** Opening Data for this task block **
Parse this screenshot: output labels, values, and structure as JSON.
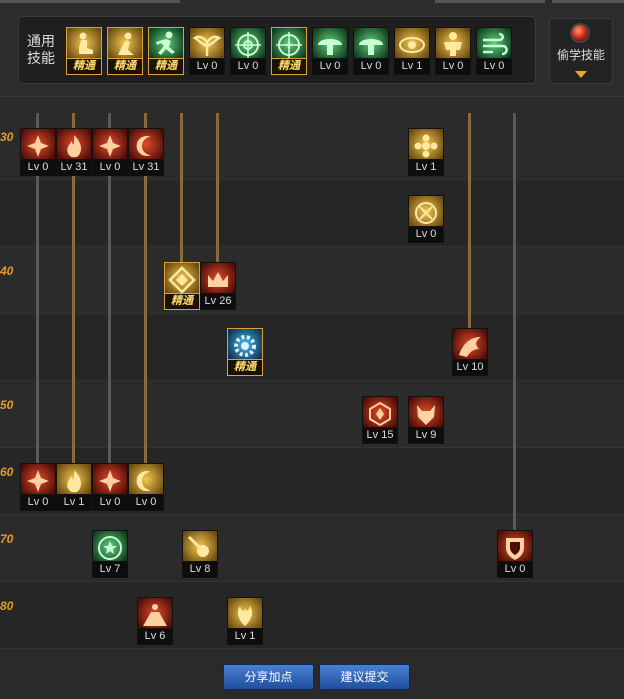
{
  "colors": {
    "accent": "#e39a2a",
    "master": "#d8a23c",
    "panel": "#1f1f1f",
    "button": "#2f64b8"
  },
  "common": {
    "label": "通用\n技能",
    "skills": [
      {
        "lv": "精通",
        "master": true,
        "icon": "sit-icon",
        "theme": "gold"
      },
      {
        "lv": "精通",
        "master": true,
        "icon": "crouch-icon",
        "theme": "gold"
      },
      {
        "lv": "精通",
        "master": true,
        "icon": "run-icon",
        "theme": "green"
      },
      {
        "lv": "Lv 0",
        "master": false,
        "icon": "wings-icon",
        "theme": "gold"
      },
      {
        "lv": "Lv 0",
        "master": false,
        "icon": "crosshair-icon",
        "theme": "green"
      },
      {
        "lv": "精通",
        "master": true,
        "icon": "crosshair-star-icon",
        "theme": "green"
      },
      {
        "lv": "Lv 0",
        "master": false,
        "icon": "mushroom-icon",
        "theme": "green"
      },
      {
        "lv": "Lv 0",
        "master": false,
        "icon": "mushroom-icon",
        "theme": "green"
      },
      {
        "lv": "Lv 1",
        "master": false,
        "icon": "eye-icon",
        "theme": "gold"
      },
      {
        "lv": "Lv 0",
        "master": false,
        "icon": "muscle-icon",
        "theme": "gold"
      },
      {
        "lv": "Lv 0",
        "master": false,
        "icon": "wind-icon",
        "theme": "green"
      }
    ]
  },
  "stealth": {
    "label": "偷学技能"
  },
  "levels": [
    "30",
    "40",
    "50",
    "60",
    "70",
    "80"
  ],
  "tree": [
    {
      "lv": "Lv 0",
      "master": false,
      "icon": "sparkle-icon",
      "theme": "red"
    },
    {
      "lv": "Lv 31",
      "master": false,
      "icon": "flame-icon",
      "theme": "red"
    },
    {
      "lv": "Lv 0",
      "master": false,
      "icon": "sparkle-icon",
      "theme": "red"
    },
    {
      "lv": "Lv 31",
      "master": false,
      "icon": "crescent-icon",
      "theme": "red"
    },
    {
      "lv": "Lv 1",
      "master": false,
      "icon": "flower-icon",
      "theme": "gold"
    },
    {
      "lv": "Lv 0",
      "master": false,
      "icon": "rune-icon",
      "theme": "gold"
    },
    {
      "lv": "精通",
      "master": true,
      "icon": "diamond-icon",
      "theme": "gold"
    },
    {
      "lv": "Lv 26",
      "master": false,
      "icon": "crown-icon",
      "theme": "red"
    },
    {
      "lv": "精通",
      "master": true,
      "icon": "gear-icon",
      "theme": "blue"
    },
    {
      "lv": "Lv 10",
      "master": false,
      "icon": "dragon-icon",
      "theme": "red"
    },
    {
      "lv": "Lv 15",
      "master": false,
      "icon": "emblem-icon",
      "theme": "red"
    },
    {
      "lv": "Lv 9",
      "master": false,
      "icon": "demon-icon",
      "theme": "red"
    },
    {
      "lv": "Lv 0",
      "master": false,
      "icon": "sparkle-icon",
      "theme": "red"
    },
    {
      "lv": "Lv 1",
      "master": false,
      "icon": "flame-icon",
      "theme": "gold"
    },
    {
      "lv": "Lv 0",
      "master": false,
      "icon": "sparkle-icon",
      "theme": "red"
    },
    {
      "lv": "Lv 0",
      "master": false,
      "icon": "crescent-icon",
      "theme": "gold"
    },
    {
      "lv": "Lv 7",
      "master": false,
      "icon": "star-moon-icon",
      "theme": "green"
    },
    {
      "lv": "Lv 8",
      "master": false,
      "icon": "meteor-icon",
      "theme": "gold"
    },
    {
      "lv": "Lv 0",
      "master": false,
      "icon": "shield-icon",
      "theme": "red"
    },
    {
      "lv": "Lv 6",
      "master": false,
      "icon": "volcano-icon",
      "theme": "red"
    },
    {
      "lv": "Lv 1",
      "master": false,
      "icon": "phoenix-icon",
      "theme": "gold"
    }
  ],
  "buttons": {
    "share": "分享加点",
    "submit": "建议提交"
  }
}
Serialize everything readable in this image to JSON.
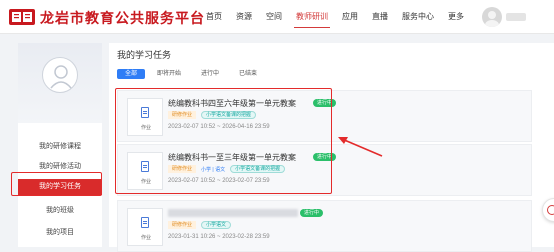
{
  "header": {
    "site_title": "龙岩市教育公共服务平台",
    "nav": [
      {
        "label": "首页"
      },
      {
        "label": "资源"
      },
      {
        "label": "空间"
      },
      {
        "label": "教师研训"
      },
      {
        "label": "应用"
      },
      {
        "label": "直播"
      },
      {
        "label": "服务中心"
      },
      {
        "label": "更多"
      }
    ],
    "active_nav": "教师研训",
    "accent_color": "#d33a3a",
    "icons": [
      "logo",
      "user-avatar"
    ]
  },
  "sidebar": {
    "items": [
      {
        "label": "我的研修课程"
      },
      {
        "label": "我的研修活动"
      },
      {
        "label": "我的学习任务"
      },
      {
        "label": "我的班级"
      },
      {
        "label": "我的项目"
      }
    ],
    "active_item": "我的学习任务",
    "active_color": "#d92b2b"
  },
  "main": {
    "title": "我的学习任务",
    "tabs": [
      {
        "label": "全部"
      },
      {
        "label": "即将开始"
      },
      {
        "label": "进行中"
      },
      {
        "label": "已结束"
      }
    ],
    "active_tab": "全部",
    "tab_active_color": "#2f7df6",
    "tasks": [
      {
        "thumb_label": "作业",
        "title": "统编教科书四至六年级第一单元教案",
        "status": "进行中",
        "type_tag": "研修作业",
        "subject_tag": "",
        "tag": "小学语文备课的把握",
        "date_range": "2023-02-07 10:52 ~ 2026-04-16 23:59"
      },
      {
        "thumb_label": "作业",
        "title": "统编教科书一至三年级第一单元教案",
        "status": "进行中",
        "type_tag": "研修作业",
        "subject_tag": "小学 | 语文",
        "tag": "小学语文备课的把握",
        "date_range": "2023-02-07 10:52 ~ 2023-02-07 23:59"
      },
      {
        "thumb_label": "作业",
        "title": "",
        "status": "进行中",
        "type_tag": "研修作业",
        "subject_tag": "",
        "tag": "小学语文",
        "date_range": "2023-01-31 10:26 ~ 2023-02-28 23:59"
      }
    ],
    "status_color": "#2bbf6a"
  },
  "annotation": {
    "box_color": "#e32b2b",
    "arrow_icon": "red-arrow-icon"
  }
}
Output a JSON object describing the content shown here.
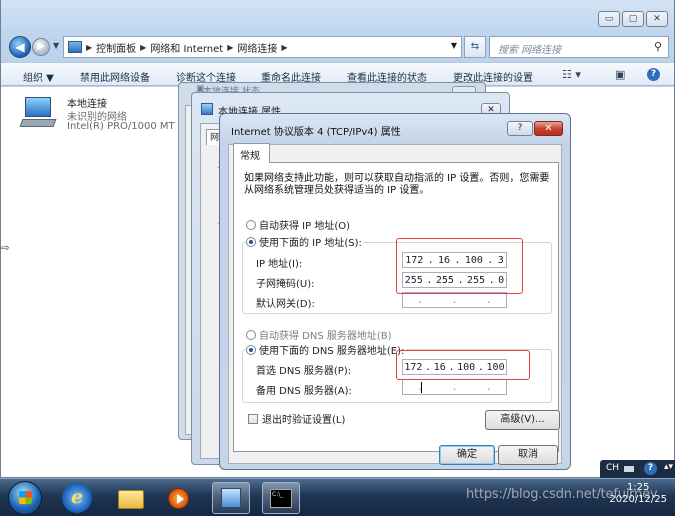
{
  "window": {
    "minimize": "▭",
    "maximize": "▢",
    "close": "✕"
  },
  "address": {
    "crumbs": [
      "控制面板",
      "网络和 Internet",
      "网络连接"
    ],
    "search_placeholder": "搜索 网络连接"
  },
  "toolbar": {
    "organize": "组织 ▼",
    "disable_device": "禁用此网络设备",
    "diagnose": "诊断这个连接",
    "rename": "重命名此连接",
    "view_status": "查看此连接的状态",
    "change_settings": "更改此连接的设置"
  },
  "connection": {
    "name": "本地连接",
    "status": "未识别的网络",
    "device": "Intel(R) PRO/1000 MT I"
  },
  "bg_dialog_top": {
    "title": "本地连接 状态"
  },
  "bg_dialog_props": {
    "title": "本地连接 属性",
    "tab_stub": "网",
    "close": "✕",
    "letters": [
      "连",
      "此"
    ]
  },
  "dialog": {
    "title": "Internet 协议版本 4 (TCP/IPv4) 属性",
    "help": "?",
    "close": "✕",
    "tab": "常规",
    "description": "如果网络支持此功能，则可以获取自动指派的 IP 设置。否则，您需要从网络系统管理员处获得适当的 IP 设置。",
    "ip_auto": "自动获得 IP 地址(O)",
    "ip_manual": "使用下面的 IP 地址(S):",
    "ip_label": "IP 地址(I):",
    "mask_label": "子网掩码(U):",
    "gateway_label": "默认网关(D):",
    "ip_octets": [
      "172",
      "16",
      "100",
      "3"
    ],
    "mask_octets": [
      "255",
      "255",
      "255",
      "0"
    ],
    "gateway_octets": [
      ".",
      ".",
      "."
    ],
    "dns_auto": "自动获得 DNS 服务器地址(B)",
    "dns_manual": "使用下面的 DNS 服务器地址(E):",
    "dns1_label": "首选 DNS 服务器(P):",
    "dns2_label": "备用 DNS 服务器(A):",
    "dns1_octets": [
      "172",
      "16",
      "100",
      "100"
    ],
    "dns2_octets": [
      ".",
      ".",
      "."
    ],
    "validate": "退出时验证设置(L)",
    "advanced": "高级(V)...",
    "ok": "确定",
    "cancel": "取消"
  },
  "tray": {
    "lang": "CH",
    "help": "?",
    "more": "▴▾",
    "time": "1:25",
    "date": "2020/12/25"
  },
  "watermark": "https://blog.csdn.net/tefuirnev"
}
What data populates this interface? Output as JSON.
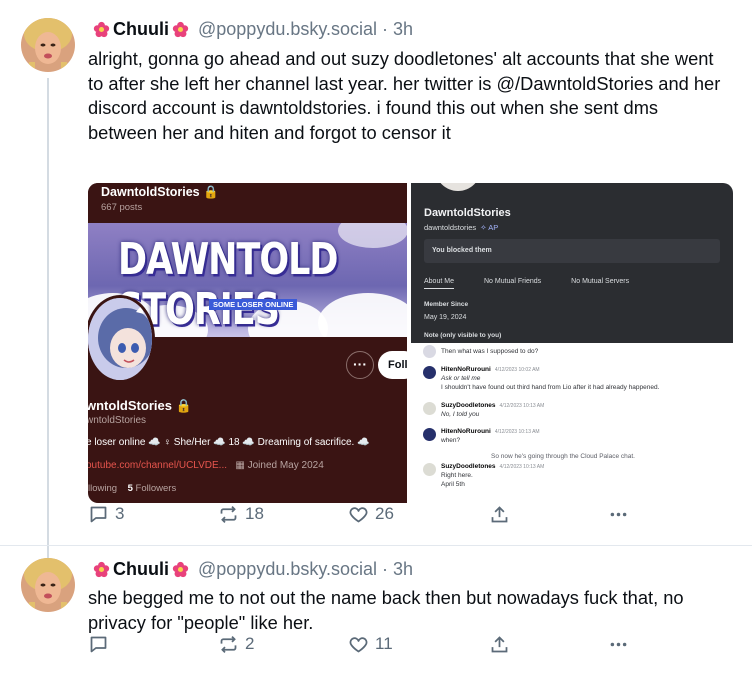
{
  "posts": [
    {
      "author_name": "Chuuli",
      "handle": "@poppydu.bsky.social",
      "separator": "·",
      "time": "3h",
      "text": "alright, gonna go ahead and out suzy doodletones' alt accounts that she went to after she left her channel last year. her twitter is @/DawntoldStories and her discord account is dawntoldstories. i found this out when she sent dms between her and hiten and forgot to censor it",
      "replies": "3",
      "reposts": "18",
      "likes": "26"
    },
    {
      "author_name": "Chuuli",
      "handle": "@poppydu.bsky.social",
      "separator": "·",
      "time": "3h",
      "text": "she begged me to not out the name back then but nowadays fuck that, no privacy for \"people\" like her.",
      "replies": "",
      "reposts": "2",
      "likes": "11"
    }
  ],
  "twitter_screenshot": {
    "name": "DawntoldStories",
    "posts_count": "667 posts",
    "banner_title": "DAWNTOLD STORIES",
    "banner_subtitle": "SOME LOSER ONLINE",
    "follow_label": "Follo",
    "more_label": "···",
    "profile_name": "wntoldStories",
    "profile_handle": "wntoldStories",
    "bio": "e loser online ☁️ ♀ She/Her ☁️ 18 ☁️ Dreaming of sacrifice. ☁️",
    "link": "outube.com/channel/UCLVDE...",
    "joined": "Joined May 2024",
    "following_label": "llowing",
    "followers_count": "5",
    "followers_label": "Followers"
  },
  "discord_screenshot": {
    "name": "DawntoldStories",
    "username": "dawntoldstories",
    "badge": "✧ AP",
    "blocked_text": "You blocked them",
    "tabs": [
      "About Me",
      "No Mutual Friends",
      "No Mutual Servers"
    ],
    "member_since_label": "Member Since",
    "member_since": "May 19, 2024",
    "note_label": "Note (only visible to you)",
    "messages": [
      {
        "who": "",
        "stamp": "",
        "lines": [
          "Then what was I supposed to do?"
        ]
      },
      {
        "who": "HitenNoRurouni",
        "stamp": "4/12/2023 10:02 AM",
        "lines": [
          "Ask or tell me",
          "I shouldn't have found out third hand from Lio after it had already happened."
        ]
      },
      {
        "who": "SuzyDoodletones",
        "stamp": "4/12/2023 10:13 AM",
        "lines": [
          "No, I told you"
        ]
      },
      {
        "who": "HitenNoRurouni",
        "stamp": "4/12/2023 10:13 AM",
        "lines": [
          "when?"
        ]
      },
      {
        "who": "SuzyDoodletones",
        "stamp": "4/12/2023 10:13 AM",
        "lines": [
          "Right here.",
          "April 5th"
        ]
      }
    ],
    "reply_preview": "So now he's going through the Cloud Palace chat."
  }
}
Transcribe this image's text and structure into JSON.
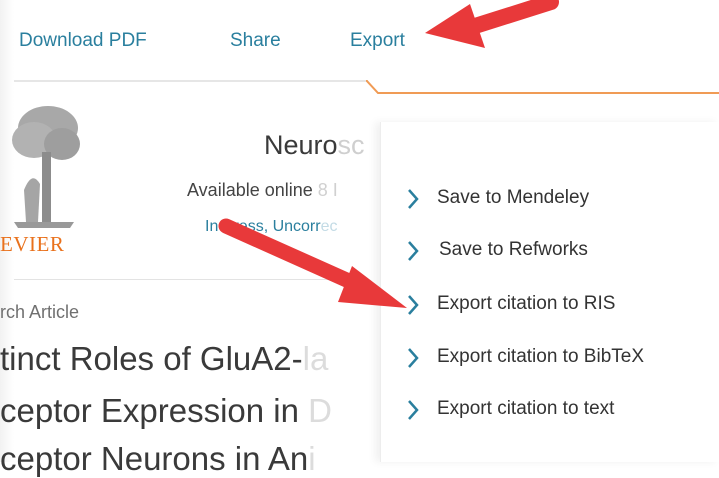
{
  "toolbar": {
    "download_pdf": "Download PDF",
    "share": "Share",
    "export": "Export"
  },
  "article": {
    "publisher": "EVIER",
    "journal": "Neuro",
    "journal_faded": "sc",
    "available_online": "Available online",
    "available_faded": "8 I",
    "status": "In Press, Uncorr",
    "status_faded": "ec",
    "article_type": "rch Article",
    "title_lines": [
      {
        "text": "tinct Roles of GluA2-",
        "faded": "la"
      },
      {
        "text": "ceptor Expression in ",
        "faded": "D"
      },
      {
        "text": "ceptor Neurons in An",
        "faded": "i"
      }
    ]
  },
  "export_menu": {
    "items": [
      {
        "label": "Save to Mendeley"
      },
      {
        "label": "Save to Refworks"
      },
      {
        "label": "Export citation to RIS"
      },
      {
        "label": "Export citation to BibTeX"
      },
      {
        "label": "Export citation to text"
      }
    ]
  },
  "icons": {
    "chevron": "chevron-right-icon",
    "annotation_arrow": "red-arrow"
  },
  "colors": {
    "link": "#2a7f9e",
    "publisher_orange": "#e9711c",
    "arrow_red": "#e8393a",
    "panel_top_border": "#f09b55"
  }
}
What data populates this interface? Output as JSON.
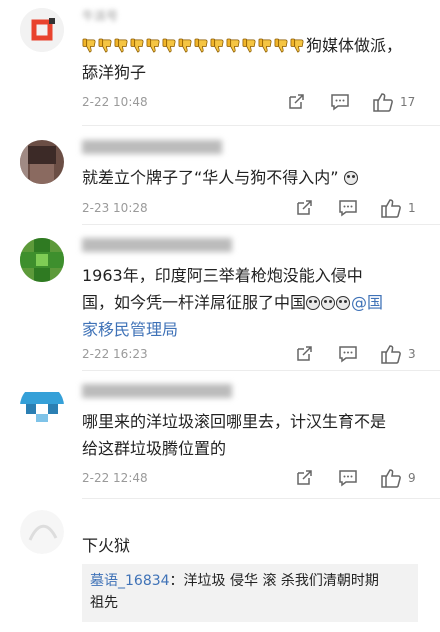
{
  "comments": [
    {
      "username": "牛派号",
      "text_lines": [
        "狗媒体做派，",
        "舔洋狗子"
      ],
      "thumbs_down_count": 14,
      "time": "2-22 10:48",
      "likes": "17"
    },
    {
      "username": "",
      "text_lines": [
        "就差立个牌子了“华人与狗不得入内”"
      ],
      "time": "2-23 10:28",
      "likes": "1"
    },
    {
      "username": "",
      "text_lines": [
        "1963年，印度阿三举着枪炮没能入侵中",
        "国，如今凭一杆洋屌征服了中国",
        "家移民管理局"
      ],
      "mention": "@国",
      "time": "2-22 16:23",
      "likes": "3"
    },
    {
      "username": "",
      "text_lines": [
        "哪里来的洋垃圾滚回哪里去，计汉生育不是",
        "给这群垃圾腾位置的"
      ],
      "time": "2-22 12:48",
      "likes": "9"
    },
    {
      "username": "",
      "text_lines": [
        "下火狱"
      ]
    }
  ],
  "reply": {
    "author": "墓语_16834",
    "text_line1": "：洋垃圾 侵华  滚 杀我们清朝时期",
    "text_line2": "祖先"
  },
  "icons": [
    "share-icon",
    "comment-icon",
    "like-icon",
    "thumbs-down-emoji-icon",
    "laughing-emoji-icon"
  ],
  "colors": {
    "mention": "#3f72b7",
    "muted": "#9a9a9a",
    "reply_bg": "#f2f2f2"
  }
}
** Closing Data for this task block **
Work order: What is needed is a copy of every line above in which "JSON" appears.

Output of the exercise:
Parse this screenshot: output labels, values, and structure as JSON.
Serialize everything readable in this image to JSON.
Output a JSON object describing the content shown here.
What data populates this interface? Output as JSON.
Transcribe this image's text and structure into JSON.
What data populates this interface? Output as JSON.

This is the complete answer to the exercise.